Pending

To be heard in Assembly Health Committee

AB 705 (Kamlager, D-Los Angeles)

Oppose

AB 705 would prohibit health facilities from requiring a doctor to comply with policies or criteria, which are not explicitly ratified or promulgated by the medical staff, that directly or indirectly prohibit or restrict the doctor from providing a particular medical treatment or service that falls within the scope of the doctor’s privileges.

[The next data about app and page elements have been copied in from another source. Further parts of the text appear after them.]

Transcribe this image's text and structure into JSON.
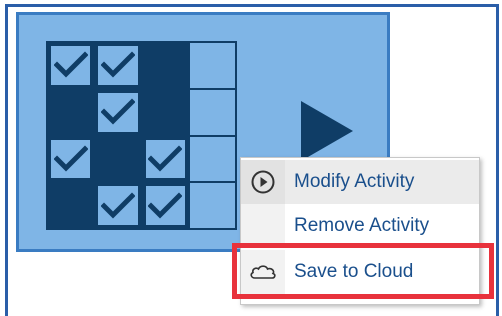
{
  "activity_tile": {
    "grid": [
      [
        true,
        true,
        false,
        null
      ],
      [
        false,
        true,
        null,
        null
      ],
      [
        true,
        false,
        true,
        null
      ],
      [
        null,
        true,
        true,
        null
      ]
    ]
  },
  "context_menu": {
    "items": [
      {
        "label": "Modify Activity",
        "icon": "play-circle-icon"
      },
      {
        "label": "Remove Activity",
        "icon": ""
      },
      {
        "label": "Save to Cloud",
        "icon": "cloud-icon"
      }
    ]
  },
  "colors": {
    "tile_background": "#7fb5e6",
    "tile_dark": "#0f3d66",
    "menu_text": "#1a4f8c",
    "highlight": "#e8323c"
  }
}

For nonprofit transactions subject to Attorney General review, this bill would also add to the factors that may be considered by the Attorney General in determining whether to consent to the transaction and whether it would create a reduction or limitation in the availability of the full range of health care services, including reproductive and end-of-life care, to any group of individuals based on their membership in a protected class.

Pending

To be heard in Assembly Health Committee April 20

AB 1422 (Gabriel, D-Woodland Hills)

Oppose Unless Amended

AB 1422 would authorize the California Department of Public Health (CDPH) to grant a hospital’s program flexibility request relating to nurse-to-patient ratios, but only after CDPH completes a process that includes, among other things, a 40-day public comment period. Hospitals would be required to submit to CDPH, and make publicly available, supporting evidence that includes documentation establishing the need for program flexibility and that the proposed alternative will not compromise patient care.

Pending

To be heard in Senate Appropriations Committee April 19

SB 213 (Cortese, D-Silicon Valley)

Oppose as Amended

SB 213 would define “injury” for a hospital employee who provides direct patient care in an acute care hospital to include infectious diseases, cancer, musculoskeletal injuries, post-traumatic stress disorder, respiratory diseases, and now COVID-19. The bill would also create rebuttable presumptions that these injuries that develop or manifest in hospital employees arose out of and in the course of employment and would extend the presumptions for specified time periods after the hospital employee’s termination of employment.